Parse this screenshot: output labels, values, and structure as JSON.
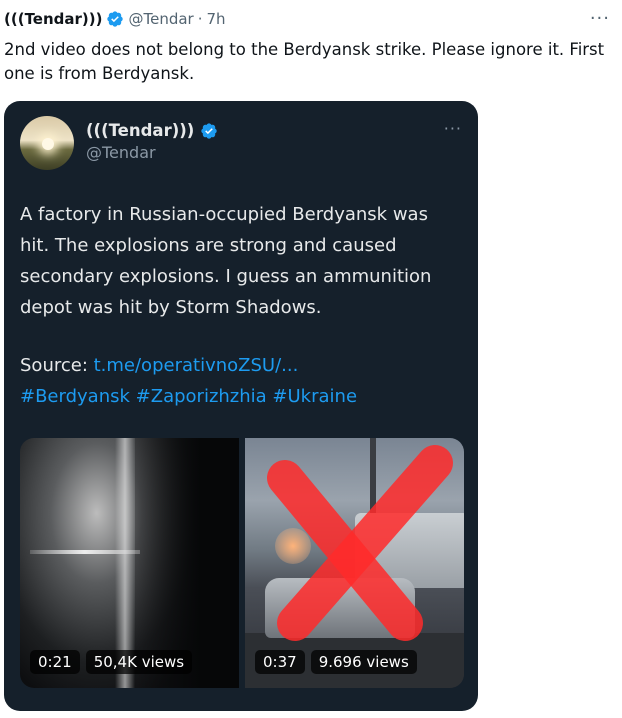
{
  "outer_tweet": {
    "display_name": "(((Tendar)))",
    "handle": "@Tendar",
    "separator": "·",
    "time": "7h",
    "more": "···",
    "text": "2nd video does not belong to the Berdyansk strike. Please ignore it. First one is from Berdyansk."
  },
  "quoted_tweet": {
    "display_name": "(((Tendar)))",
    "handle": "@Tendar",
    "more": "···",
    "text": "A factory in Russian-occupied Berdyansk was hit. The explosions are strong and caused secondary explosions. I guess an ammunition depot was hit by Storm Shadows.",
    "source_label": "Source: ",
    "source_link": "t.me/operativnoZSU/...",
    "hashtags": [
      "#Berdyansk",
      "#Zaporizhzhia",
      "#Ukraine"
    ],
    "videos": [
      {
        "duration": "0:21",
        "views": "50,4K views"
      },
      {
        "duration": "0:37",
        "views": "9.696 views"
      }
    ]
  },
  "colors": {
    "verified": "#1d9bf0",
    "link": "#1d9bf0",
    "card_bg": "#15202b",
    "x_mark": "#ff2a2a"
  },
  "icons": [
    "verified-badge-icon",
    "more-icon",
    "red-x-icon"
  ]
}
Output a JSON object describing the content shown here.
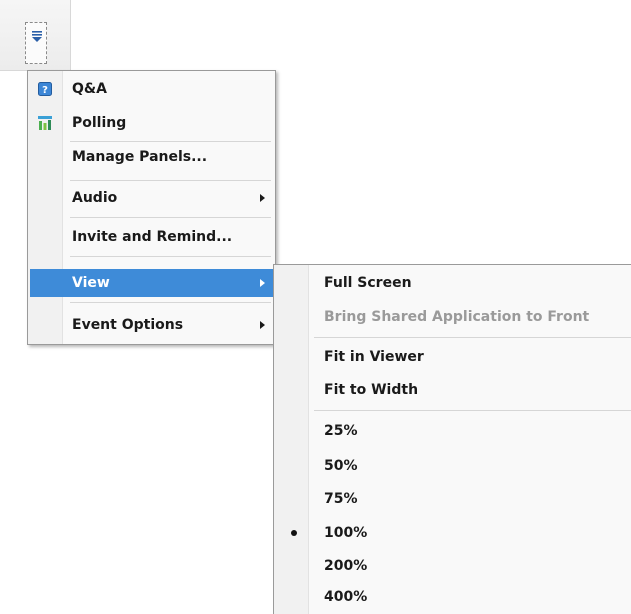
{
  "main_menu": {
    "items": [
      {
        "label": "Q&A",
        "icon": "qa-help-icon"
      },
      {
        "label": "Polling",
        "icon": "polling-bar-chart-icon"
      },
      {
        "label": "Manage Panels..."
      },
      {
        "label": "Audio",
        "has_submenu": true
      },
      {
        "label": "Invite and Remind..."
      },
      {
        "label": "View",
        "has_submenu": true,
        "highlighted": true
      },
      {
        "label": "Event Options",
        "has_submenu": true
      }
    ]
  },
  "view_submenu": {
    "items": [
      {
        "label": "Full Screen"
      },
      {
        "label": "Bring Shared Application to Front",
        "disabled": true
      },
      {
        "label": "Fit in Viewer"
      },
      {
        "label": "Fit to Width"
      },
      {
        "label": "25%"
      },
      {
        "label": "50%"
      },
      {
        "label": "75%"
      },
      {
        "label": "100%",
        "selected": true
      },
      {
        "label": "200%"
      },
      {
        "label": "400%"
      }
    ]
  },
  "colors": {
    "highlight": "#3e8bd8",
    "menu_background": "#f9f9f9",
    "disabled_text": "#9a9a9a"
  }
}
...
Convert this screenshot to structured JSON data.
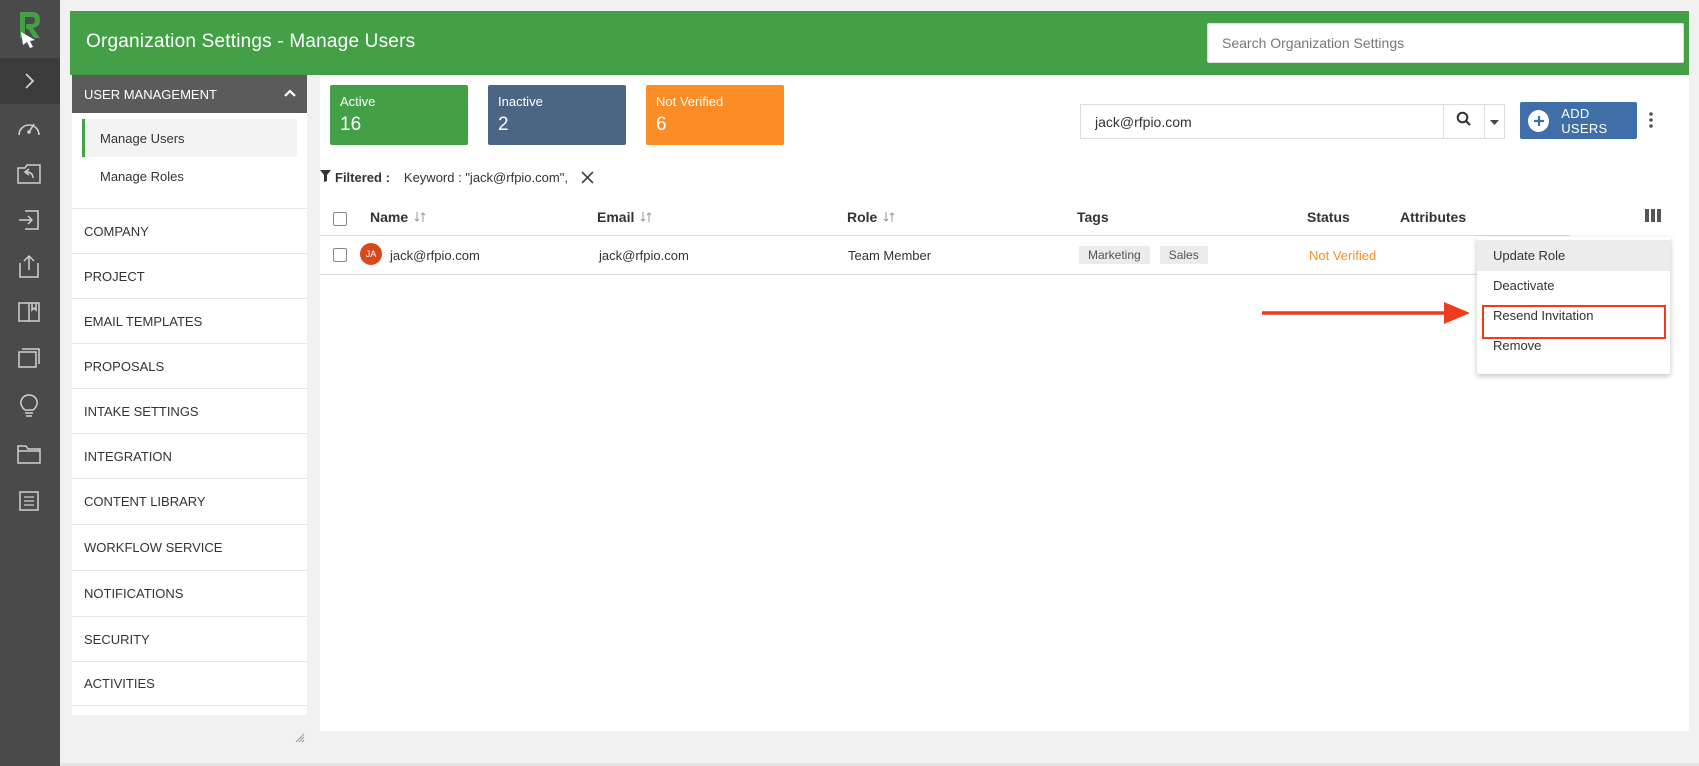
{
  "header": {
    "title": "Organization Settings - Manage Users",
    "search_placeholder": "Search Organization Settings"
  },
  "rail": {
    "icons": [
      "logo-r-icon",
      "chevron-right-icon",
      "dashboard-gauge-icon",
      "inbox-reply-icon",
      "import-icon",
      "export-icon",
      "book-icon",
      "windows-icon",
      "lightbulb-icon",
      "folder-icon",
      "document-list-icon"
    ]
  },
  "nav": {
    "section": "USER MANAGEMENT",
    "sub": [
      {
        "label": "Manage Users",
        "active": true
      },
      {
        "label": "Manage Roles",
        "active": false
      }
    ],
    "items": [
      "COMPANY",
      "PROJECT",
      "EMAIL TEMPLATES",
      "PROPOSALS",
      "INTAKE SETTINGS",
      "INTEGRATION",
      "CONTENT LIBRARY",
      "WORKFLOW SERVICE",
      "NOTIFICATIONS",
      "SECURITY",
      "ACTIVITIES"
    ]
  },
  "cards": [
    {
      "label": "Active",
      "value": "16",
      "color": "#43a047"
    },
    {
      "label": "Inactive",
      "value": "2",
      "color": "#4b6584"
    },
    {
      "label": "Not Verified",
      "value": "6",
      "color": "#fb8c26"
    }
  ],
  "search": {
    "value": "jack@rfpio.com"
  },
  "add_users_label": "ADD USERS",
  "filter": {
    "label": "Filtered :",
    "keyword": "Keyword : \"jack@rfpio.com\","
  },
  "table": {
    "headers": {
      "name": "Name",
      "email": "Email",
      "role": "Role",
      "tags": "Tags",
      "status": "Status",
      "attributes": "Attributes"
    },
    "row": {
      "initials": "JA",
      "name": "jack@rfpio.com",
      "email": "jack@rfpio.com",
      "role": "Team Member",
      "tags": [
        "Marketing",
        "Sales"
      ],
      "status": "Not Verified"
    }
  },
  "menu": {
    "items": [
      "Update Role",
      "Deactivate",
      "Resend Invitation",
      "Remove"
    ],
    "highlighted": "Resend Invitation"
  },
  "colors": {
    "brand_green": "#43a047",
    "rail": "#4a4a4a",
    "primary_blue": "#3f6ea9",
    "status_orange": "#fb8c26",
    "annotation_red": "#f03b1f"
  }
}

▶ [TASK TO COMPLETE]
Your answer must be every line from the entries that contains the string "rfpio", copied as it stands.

▶ [ANSWER FOR THIS EXERCISE]
    "value": "jack@rfpio.com"
    "keyword": "Keyword : \"jack@rfpio.com\","
      "name": "jack@rfpio.com",
      "email": "jack@rfpio.com",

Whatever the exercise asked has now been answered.